The other ingredients of love we find in the neurological soup include dopamine, norepinephrine, testosterone, serotonin and lots more associated with reward, pleasure, attachment and its suppression (which we’ll hear more about later).
Biological anthropologist, author, and love expert Helen Fisher performed a unique set of experiments when she put people who were in love (both of the requited and unrequited varieties) in functional MRI machines to see what their brains were doing in each case.
The results, coupled with rudimentary knowledge of how certain neurohormones affect our moods, let her put together a unique picture of how both sexual attraction and love evolve. She characterizes a love affair in phases where different chemicals affect our behaviors and feelings.
Testosterone is prevalent in the lust phase, a phase similar to having an itch or being hungry — when it is an almost purely physical need. When we fall in love, romantic attraction is produced in part by high levels of dopamine and norepinephrine as well as low levels of serotonin. If we have a casual lover or one-night stand, we don’t really care who else our partners are with, but falling in love makes us sexually possessive and thus incites the craving to be together on both an emotional as well as sexual level.
If all goes well and our yearnings are returned, we move into the attachment phase and vasotocin plays a part in generating feelings of calm and security. This, in turn, leads to the pair bond behavior evolution says we were put on earth for — giving offspring a decent chance to carry our genes into the future.
Fisher’s findings have also convinced her that the drive for romantic love is as instinctive as that for food and security, and another quirk of the human nature indicating that the brain activity involved in love is the same regardless of the subject. The difference between loving your husband or wife, your dog and your car, might only have a slight degree of difference.
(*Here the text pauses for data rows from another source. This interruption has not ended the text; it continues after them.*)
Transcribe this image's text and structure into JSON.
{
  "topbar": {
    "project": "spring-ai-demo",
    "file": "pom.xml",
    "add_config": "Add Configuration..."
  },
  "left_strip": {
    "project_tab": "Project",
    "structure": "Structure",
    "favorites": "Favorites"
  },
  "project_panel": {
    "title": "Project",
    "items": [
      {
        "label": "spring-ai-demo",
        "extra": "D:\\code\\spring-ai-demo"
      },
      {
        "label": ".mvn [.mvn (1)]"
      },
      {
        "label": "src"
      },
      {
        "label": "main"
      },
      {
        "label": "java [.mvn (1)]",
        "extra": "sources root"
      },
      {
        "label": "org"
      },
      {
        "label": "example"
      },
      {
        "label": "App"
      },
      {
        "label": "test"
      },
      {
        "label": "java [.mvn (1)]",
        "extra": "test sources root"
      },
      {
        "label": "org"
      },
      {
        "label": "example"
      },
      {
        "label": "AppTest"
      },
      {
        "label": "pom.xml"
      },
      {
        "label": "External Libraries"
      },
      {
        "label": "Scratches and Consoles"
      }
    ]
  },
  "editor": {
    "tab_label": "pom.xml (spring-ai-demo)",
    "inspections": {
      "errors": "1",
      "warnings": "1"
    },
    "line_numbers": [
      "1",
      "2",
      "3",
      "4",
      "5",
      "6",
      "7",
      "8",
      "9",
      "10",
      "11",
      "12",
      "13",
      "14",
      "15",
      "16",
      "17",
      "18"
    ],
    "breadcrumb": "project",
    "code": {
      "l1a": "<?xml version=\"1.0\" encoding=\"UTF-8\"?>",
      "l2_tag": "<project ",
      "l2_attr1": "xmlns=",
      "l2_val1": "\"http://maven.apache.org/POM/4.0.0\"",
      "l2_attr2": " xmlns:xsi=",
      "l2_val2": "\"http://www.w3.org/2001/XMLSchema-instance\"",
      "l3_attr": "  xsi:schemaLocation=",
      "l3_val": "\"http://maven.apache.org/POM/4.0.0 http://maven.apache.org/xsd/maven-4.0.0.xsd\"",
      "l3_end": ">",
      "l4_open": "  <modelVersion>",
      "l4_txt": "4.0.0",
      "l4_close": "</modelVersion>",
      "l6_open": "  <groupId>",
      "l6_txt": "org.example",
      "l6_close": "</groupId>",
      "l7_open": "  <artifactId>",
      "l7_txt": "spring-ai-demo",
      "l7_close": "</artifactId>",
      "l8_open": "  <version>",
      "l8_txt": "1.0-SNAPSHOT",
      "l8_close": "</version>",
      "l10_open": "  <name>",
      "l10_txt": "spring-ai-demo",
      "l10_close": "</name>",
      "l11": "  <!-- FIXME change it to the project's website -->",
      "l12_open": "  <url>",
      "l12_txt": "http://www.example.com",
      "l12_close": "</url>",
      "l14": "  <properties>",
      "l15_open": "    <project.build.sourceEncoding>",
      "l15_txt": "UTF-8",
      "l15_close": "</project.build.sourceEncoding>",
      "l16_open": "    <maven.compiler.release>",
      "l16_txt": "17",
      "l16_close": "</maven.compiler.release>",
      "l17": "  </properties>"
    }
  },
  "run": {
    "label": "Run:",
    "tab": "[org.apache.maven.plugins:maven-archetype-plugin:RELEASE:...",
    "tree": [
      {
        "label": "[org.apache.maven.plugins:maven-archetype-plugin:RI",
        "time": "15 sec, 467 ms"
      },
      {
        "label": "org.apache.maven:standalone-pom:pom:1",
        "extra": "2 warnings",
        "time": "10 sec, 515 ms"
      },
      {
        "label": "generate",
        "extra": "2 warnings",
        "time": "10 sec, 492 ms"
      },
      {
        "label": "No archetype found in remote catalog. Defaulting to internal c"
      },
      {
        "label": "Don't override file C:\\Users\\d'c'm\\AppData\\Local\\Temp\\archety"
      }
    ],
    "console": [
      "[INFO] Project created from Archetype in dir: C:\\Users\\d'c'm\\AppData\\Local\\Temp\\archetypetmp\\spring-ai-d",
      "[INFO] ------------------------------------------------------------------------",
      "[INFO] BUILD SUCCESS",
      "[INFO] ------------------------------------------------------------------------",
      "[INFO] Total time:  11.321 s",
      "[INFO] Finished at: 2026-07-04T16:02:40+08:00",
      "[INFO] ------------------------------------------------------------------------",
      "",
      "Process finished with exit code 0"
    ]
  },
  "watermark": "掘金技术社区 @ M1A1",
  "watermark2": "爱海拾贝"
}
All of which means that love, of any kind, might be made of the same few discrete chemical parts, merely arranged in different concentrations at different times.
TAKING THE MAGIC AWAY
If that last sentence makes you bristle, spare a thought for researchers trying to explain love logically. Science has long faced criticism for oversimplifying, and, in an increasingly secular and brutally pragmatic world, love is one of the few areas about which we still get to enjoy a little bit of mystery and magic.
But before you resolve not to pay attention to any findings, keep a few things in mind. First, humans aren’t segmented flatworms or bacteria. We’re the sum of much more than instincts or hormones — built by our own individual experiences and brain plasticity, and shaped by hardwired and cultural behaviors. Science might never really disentangle it all.
We also shouldn’t sandbox something even as seemingly simple as a brain chemical. We tend to equate testosterone with aggression and serotonin with depression (thanks to its prominence in depression treatments), but they’re all part of a multistranded web in which they serve different functions and purposes. For example, vasopressin’s primary purpose involves retaining water in the body and constricting blood vessels. Only thanks to recent studies do we know that it plays a role in social behavior and sexual motivation.
But here’s the kicker: knowing a bit more about how love works in the brain gives us the opportunity to “cheat” our nervous system a little and have the kind of love we want. According to Fisher’s work, the vasotocin levels associated with a long-term partnership affect hormones that play a part in romantic love and sexual arousal, which partly explains the frustrating way romance seems to fade over the years.
The reason a new love affair (as opposed to just casual sex) is so all consuming is because this neurococktail of hormones makes us want to spend months in bed together and floods us with feelings of reward and satisfaction. Doing something novel like going on a holiday or trying a new restaurant with your long-term spouse can trigger the same chemical spikes responsible for romantic love.